The risk of potentially deadly irukandji jellyfish stings will heighten when the rain drops in far north Queensland, says expert.
28 Dec 2018 - 11:18 AM  UPDATED 28 Dec 2018 - 11:18 AM

The irukandji jellyfish may be elusive during far north Queensland's big wet, but they're set to come back in big numbers when the sun comes out, says one expert.

"All this rain, it'll fire all the jellyfish up," says toxicologist Professor Jamie Seymour.

"What you tend to find is after you have big rainfall events, like we're having at the moment, we'll have large number of jellyfish, assuming the weather settles back down. If we don't get rain, we get very small numbers of irukandji."

One of the world's deadliest creatures, the jellyfish prefer calm, warm waters and tend to stay away during heavy rainfall, with some far north areas receiving up to 200mm since Boxing Day. 

On the weekend before Christmas Day, two northern Queensland beaches were closed down due to the jellyfish, including Ellis Beach near Cairns after a teenaged girl was hospitalised with stings to her upper body.

Prof Seymour said Queensland had recorded almost 20 irukandji stings this year, including four off Fraser Island.

"It is above average. In Cairns, we've had at least seven stings. This time last year, we had one," he said.

"The season has become longer. 50 years ago , the season was about a month.  Now it's about 5-6 months. 

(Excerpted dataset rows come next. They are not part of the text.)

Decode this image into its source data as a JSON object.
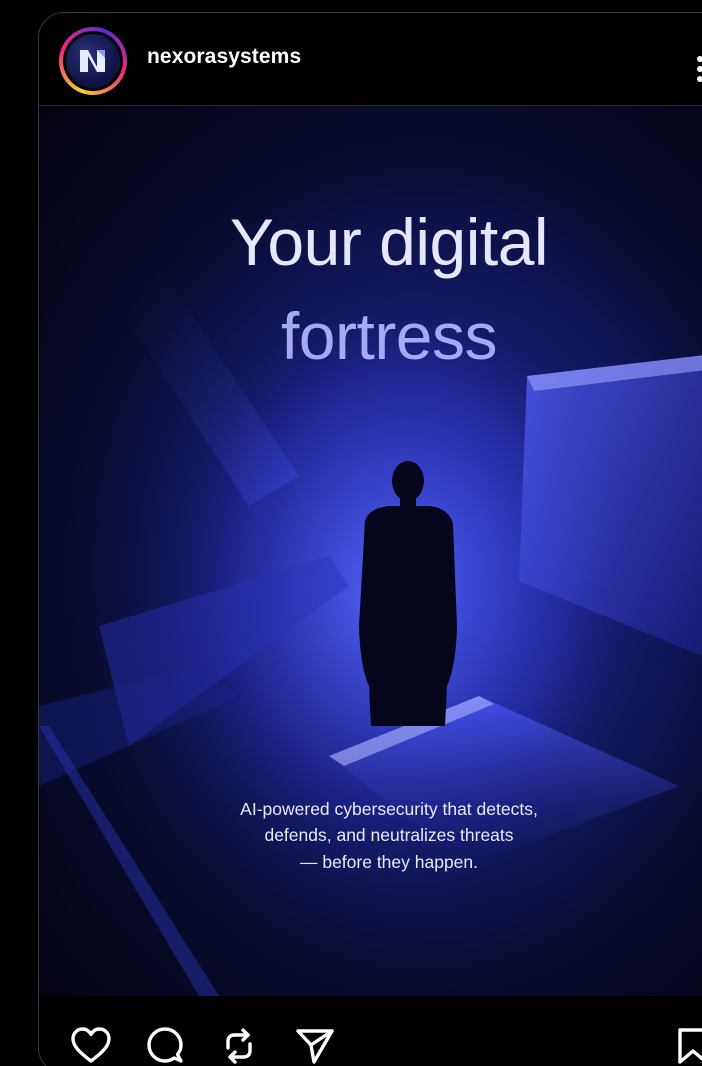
{
  "post": {
    "username": "nexorasystems",
    "avatar_icon": "nexora-logo-icon",
    "more_icon": "more-options-icon",
    "headline_line1": "Your digital",
    "headline_line2": "fortress",
    "subtext_line1": "AI-powered cybersecurity that detects,",
    "subtext_line2": "defends, and neutralizes threats",
    "subtext_line3": "— before they happen."
  },
  "actions": {
    "like_icon": "heart-icon",
    "comment_icon": "comment-icon",
    "repost_icon": "repost-icon",
    "share_icon": "send-icon",
    "save_icon": "bookmark-icon"
  },
  "colors": {
    "avatar_ring": "#ee2a7b",
    "headline_primary": "#e6e7ff",
    "headline_accent": "#a7a9f5",
    "glow": "#3a45d8"
  }
}
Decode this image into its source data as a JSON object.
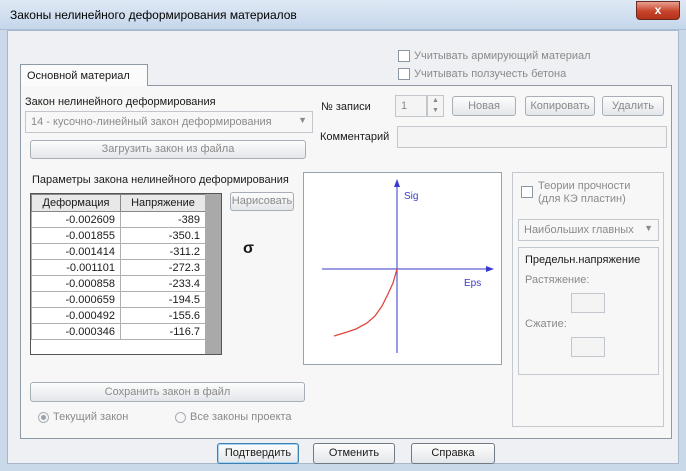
{
  "window": {
    "title": "Законы нелинейного деформирования материалов",
    "close_label": "x"
  },
  "options": {
    "reinforcing": "Учитывать армирующий материал",
    "creep": "Учитывать ползучесть бетона"
  },
  "tab": {
    "label": "Основной материал"
  },
  "law": {
    "label": "Закон нелинейного деформирования",
    "selected": "14 - кусочно-линейный закон деформирования",
    "load_button": "Загрузить закон из файла"
  },
  "record": {
    "label": "№ записи",
    "value": "1",
    "new": "Новая",
    "copy": "Копировать",
    "delete": "Удалить",
    "comment_label": "Комментарий",
    "comment_value": ""
  },
  "params": {
    "label": "Параметры закона нелинейного деформирования",
    "columns": [
      "Деформация",
      "Напряжение"
    ],
    "rows": [
      [
        "-0.002609",
        "-389"
      ],
      [
        "-0.001855",
        "-350.1"
      ],
      [
        "-0.001414",
        "-311.2"
      ],
      [
        "-0.001101",
        "-272.3"
      ],
      [
        "-0.000858",
        "-233.4"
      ],
      [
        "-0.000659",
        "-194.5"
      ],
      [
        "-0.000492",
        "-155.6"
      ],
      [
        "-0.000346",
        "-116.7"
      ]
    ],
    "draw_button": "Нарисовать",
    "sigma": "σ"
  },
  "graph": {
    "y_label": "Sig",
    "x_label": "Eps",
    "axis_color": "#3a3acc",
    "curve_color": "#e0473c"
  },
  "strength": {
    "label_line1": "Теории прочности",
    "label_line2": "(для КЭ пластин)",
    "theory": "Наибольших главных",
    "limit_title": "Предельн.напряжение",
    "tension_label": "Растяжение:",
    "tension_value": "",
    "compression_label": "Сжатие:",
    "compression_value": ""
  },
  "save_button": "Сохранить закон в файл",
  "scope": {
    "current": "Текущий закон",
    "all": "Все законы проекта"
  },
  "footer": {
    "confirm": "Подтвердить",
    "cancel": "Отменить",
    "help": "Справка"
  }
}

"It correlates quite nicely with rising water temperature."